Many innovation indicators only capture part of the innovation process. R&D data provide information about some of the inputs to innovation but have little information on the outputs. They tend to be more useful for measuring technology-based activities, which are influenced by industrial structure, and only cover one element of the broader concept of innovation.
Sound evidence on the sources of multi-factor productivity growth, i.e. the sources of technological and non-technological innovation, is found through firm-level analysis, which provides more detailed insight than country-level analysis.

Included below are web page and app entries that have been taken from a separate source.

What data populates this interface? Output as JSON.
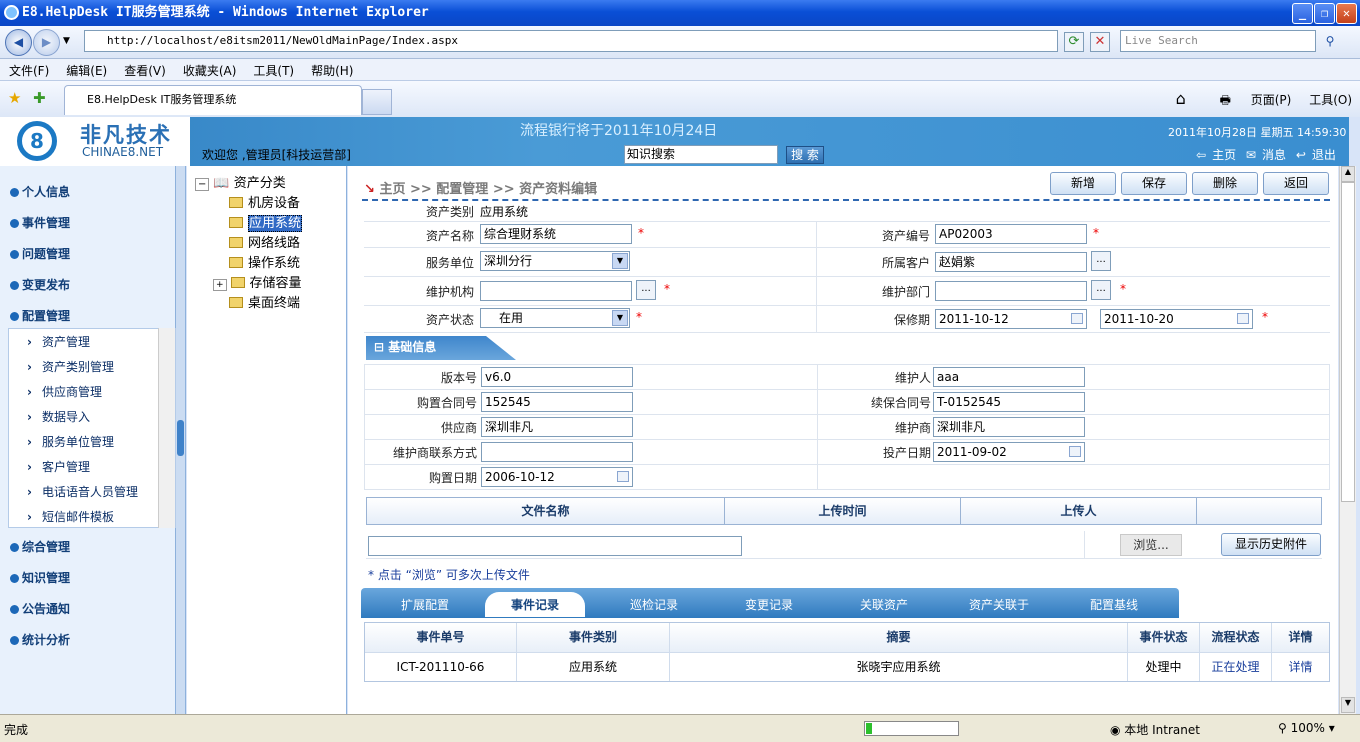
{
  "window": {
    "title": "E8.HelpDesk IT服务管理系统 - Windows Internet Explorer",
    "min": "_",
    "max": "❐",
    "close": "✕"
  },
  "browser": {
    "url": "http://localhost/e8itsm2011/NewOldMainPage/Index.aspx",
    "search_placeholder": "Live Search",
    "menu": [
      "文件(F)",
      "编辑(E)",
      "查看(V)",
      "收藏夹(A)",
      "工具(T)",
      "帮助(H)"
    ],
    "tab_title": "E8.HelpDesk IT服务管理系统",
    "cmd_home": "⌂",
    "cmd_print": "🖶",
    "cmd_page": "页面(P)",
    "cmd_tools": "工具(O)"
  },
  "header": {
    "logo_cn": "非凡技术",
    "logo_en": "CHINAE8.NET",
    "logo_mark": "8",
    "welcome": "欢迎您 ,管理员[科技运营部]",
    "banner": "流程银行将于2011年10月24日",
    "search_value": "知识搜索",
    "search_btn": "搜 索",
    "datetime": "2011年10月28日  星期五  14:59:30",
    "link_home": "主页",
    "link_msg": "消息",
    "link_logout": "退出"
  },
  "sidebar": {
    "sections": [
      "个人信息",
      "事件管理",
      "问题管理",
      "变更发布",
      "配置管理",
      "综合管理",
      "知识管理",
      "公告通知",
      "统计分析"
    ],
    "sub": [
      "资产管理",
      "资产类别管理",
      "供应商管理",
      "数据导入",
      "服务单位管理",
      "客户管理",
      "电话语音人员管理",
      "短信邮件模板"
    ]
  },
  "tree": {
    "root": "资产分类",
    "items": [
      "机房设备",
      "应用系统",
      "网络线路",
      "操作系统",
      "存储容量",
      "桌面终端"
    ]
  },
  "content": {
    "crumb": {
      "home": "主页",
      "sep1": " >> ",
      "l1": "配置管理",
      "sep2": " >> ",
      "l2": "资产资料编辑"
    },
    "buttons": {
      "new": "新增",
      "save": "保存",
      "delete": "删除",
      "back": "返回"
    },
    "form": {
      "type_label": "资产类别",
      "type_value": "应用系统",
      "name_label": "资产名称",
      "name_value": "综合理财系统",
      "code_label": "资产编号",
      "code_value": "AP02003",
      "unit_label": "服务单位",
      "unit_value": "深圳分行",
      "cust_label": "所属客户",
      "cust_value": "赵娟紫",
      "org_label": "维护机构",
      "org_value": "",
      "dept_label": "维护部门",
      "dept_value": "",
      "status_label": "资产状态",
      "status_value": "在用",
      "warranty_label": "保修期",
      "warranty_start": "2011-10-12",
      "warranty_end": "2011-10-20",
      "ellipsis": "...",
      "req": "*"
    },
    "basic": {
      "title": "基础信息",
      "version_label": "版本号",
      "version_value": "v6.0",
      "maintainer_label": "维护人",
      "maintainer_value": "aaa",
      "contract_label": "购置合同号",
      "contract_value": "152545",
      "renew_label": "续保合同号",
      "renew_value": "T-0152545",
      "supplier_label": "供应商",
      "supplier_value": "深圳非凡",
      "vendor_label": "维护商",
      "vendor_value": "深圳非凡",
      "contact_label": "维护商联系方式",
      "contact_value": "",
      "prod_label": "投产日期",
      "prod_value": "2011-09-02",
      "buy_label": "购置日期",
      "buy_value": "2006-10-12"
    },
    "files": {
      "headers": [
        "文件名称",
        "上传时间",
        "上传人"
      ],
      "browse": "浏览...",
      "history": "显示历史附件",
      "hint": "* 点击 “浏览” 可多次上传文件"
    },
    "tabs": [
      "扩展配置",
      "事件记录",
      "巡检记录",
      "变更记录",
      "关联资产",
      "资产关联于",
      "配置基线"
    ],
    "events": {
      "headers": [
        "事件单号",
        "事件类别",
        "摘要",
        "事件状态",
        "流程状态",
        "详情"
      ],
      "rows": [
        [
          "ICT-201110-66",
          "应用系统",
          "张晓宇应用系统",
          "处理中",
          "正在处理",
          "详情"
        ]
      ]
    }
  },
  "status": {
    "left": "完成",
    "zone": "本地 Intranet",
    "zoom": "100%"
  }
}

It is after all mainly firms that innovate, from small start-ups to large multi-establishment and multinational firms.
Innovation entials the production of new knowledge from complementary assets – R&D, but also software, human capital and organization structures – many of which are essential for fully realizing productivity gains and efficiencies from new technologies. As such intagible assets become strategic factors in firms’ value creation, their role in the economy has become as important as that of tangible assets. In Finland, Sweden, the United Kingdom and the United States, investment in in intangibles is now equal to or even superior to investment in tangibles such as machinery and equipment and structures. Investment in intangibles leads to creating and applying knowledge, and it is here that firms in OECD countries find their greatest comparative advantage.
Industries that may be regared s less innovative, primarily because of their low R&D intensity, such as printing and paper products or textiles and clothing, frequently have as much propensity to innovate as thoses in communication or financial services, which are often regarded as the leading innovation industries. Innovation is highly skewed, as a small proportion of firms account for the majority of inputs and outputs.
An OECD study based on firm-level data for 21 countries shows that 5 innovation patterns are common to most countires analyzed. One involves some form of new-to-market innovation linked to own generation of technology (in-house R&D and patenting). A second includes product innovation with marketing expenditures or marketing strategy changes. A third involves the upgrading of processes with spending on equipment, often with external or paternship-based development. A fourth is broader innovation involving orgaizational and marketing-related innovation strategies. A fifth is networked innovating, in which firms seek external sourcing of knowledge, often from the public knowledge base and through formal collaboration. The first mode (in-house R&D and patenting) can be seen as the traditional technological innovation strategy, while the other four extend the notion of innovation.